The heart soil ready for their coming, as
The earth spreads carpets for the feet of Spring,
Or, with the strengthening tonic of the frost,
Ella Wheeler Wilcox
'Twas Jack-o'-Winter hailed it first,
But now more timid angels sing,
For what dull ear can fail to hear
Afar the fluting of the Spring?
John Le Gay Brereton
His beauty bore no token,
No sign our gladness shook;
With tender strength unbroken
The hand of Life he took:
To die be given us, or attain!
Fierce work it were, to do again.
So pilgrims, bound for Mecca, pray'd
At burning noon: so warriors said,
Maurine: Part 06
There was a week of bustle and of hurry;
A stately home echoed to voices sweet,
Calling, replying; and to tripping feet
Of busy bridesmaids, running to and fro,
Ella Wheeler Wilcox
It Was Upon
It was upon a July evening.
At a stile I stood, looking along a path
Over the country by a second Spring
Drenched perfect green again. 'The lattermath
With beams December planets dart
His cold eye truth and conduct scanned,
July was in his sunny heart,
October in his liberal hand.
Ralph Waldo Emerson
He strode across the schoolroom in July,
Great Hector, clanging in his brazen mail;
And all the cringing Greeks, with faces pale,
Creaked into jabbering Ks and turned to fly.
David Mckee Wright
The wind is singing through the trees to-night,
A deep-voiced song of rushing cadences
And crashing intervals. No summer breeze
Is this, though hot July is at its height,
Mine was a Midwest homeâ??you can keep your world.
Plain black hats rode the thoughts that made our code.
We sang hymns in the house; the roof was near God.
The Terrors Of Guilt
Yon coward, with the streaming hair,
And visage, madden'd to despair,
With step convuls'd, unsettled eye,
And bosom lab'ring with a sigh,
An Ode In Time Of Hesitation
After seeing at Boston the statue of Robert Gould Shaw, killed while storming Fort Wagner, July 18, 1863, at the head of the first enlisted negro regiment, the Fifty-fourth Massachusetts.
William Vaughn Moody
Captain Craig Ii
Yet that ride had an end, as all rides have;
And the days coming after took the road

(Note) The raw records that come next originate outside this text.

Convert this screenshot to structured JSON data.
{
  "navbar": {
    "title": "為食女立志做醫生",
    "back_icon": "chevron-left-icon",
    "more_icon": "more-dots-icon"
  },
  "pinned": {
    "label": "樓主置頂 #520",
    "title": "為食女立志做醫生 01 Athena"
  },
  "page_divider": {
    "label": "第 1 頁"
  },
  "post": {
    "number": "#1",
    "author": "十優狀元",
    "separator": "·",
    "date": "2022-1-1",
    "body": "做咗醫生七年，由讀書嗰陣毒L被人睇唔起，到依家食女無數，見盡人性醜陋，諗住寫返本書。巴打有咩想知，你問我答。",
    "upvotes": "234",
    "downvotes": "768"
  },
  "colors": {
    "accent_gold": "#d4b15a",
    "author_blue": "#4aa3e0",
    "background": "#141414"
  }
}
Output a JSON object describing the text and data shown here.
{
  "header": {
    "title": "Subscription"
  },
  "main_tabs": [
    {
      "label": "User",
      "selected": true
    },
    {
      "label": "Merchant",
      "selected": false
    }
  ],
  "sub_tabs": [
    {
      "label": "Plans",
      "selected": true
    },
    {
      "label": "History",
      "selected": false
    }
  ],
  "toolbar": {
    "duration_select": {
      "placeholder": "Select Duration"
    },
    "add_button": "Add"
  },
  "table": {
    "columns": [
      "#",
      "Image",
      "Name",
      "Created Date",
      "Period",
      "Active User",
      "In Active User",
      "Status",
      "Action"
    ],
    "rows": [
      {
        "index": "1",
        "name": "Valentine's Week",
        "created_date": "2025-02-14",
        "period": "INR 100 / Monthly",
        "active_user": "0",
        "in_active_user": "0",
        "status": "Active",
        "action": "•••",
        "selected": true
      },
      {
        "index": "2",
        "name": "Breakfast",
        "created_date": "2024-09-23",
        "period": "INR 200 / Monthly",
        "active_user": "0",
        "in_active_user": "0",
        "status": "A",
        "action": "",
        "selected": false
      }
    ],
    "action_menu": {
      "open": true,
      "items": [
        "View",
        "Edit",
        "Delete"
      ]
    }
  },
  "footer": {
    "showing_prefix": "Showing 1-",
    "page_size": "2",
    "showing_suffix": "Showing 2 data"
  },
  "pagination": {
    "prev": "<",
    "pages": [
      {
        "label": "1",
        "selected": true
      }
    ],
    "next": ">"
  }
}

That all days take,-though never one of them
Went by but I got some good thought of it
Edwin Arlington Robinson
“Oh, let's go up the hill and scare ourselves,
As reckless as the best of them to-night,
By setting fire to all the brush we piled
With pitchy hands to wait for rain or snow.
Spoken by Miss Ada Rehan at the Lyceum Theatre, July 23, 1890, at a
performance on behalf of Lady Jeune's Holiday Fund for City Children.
BEFORE we part to alien thoughts and aims,
I WAS born on the prairie and the milk of its wheat, the red of its clover, the eyes of its women, gave me a song and a
Here the water went down, the icebergs slid with gravel, the gaps and the valleys hissed, and the black loam came, and the
In one salutation to thee, my God,
let all my senses spread out and touch this world at thy feet.
Like a rain-cloud of July
WHY do I make no poems? Good my friend
Now is there silence through the summer woods,
In whose green depths and lawny solitudes
The light is dreaming; voicings clear ascend
Ere all the world had grown so drear,
When I was young and you were here,
'Mid summer roses in summer weather,
What pleasant times we've had together!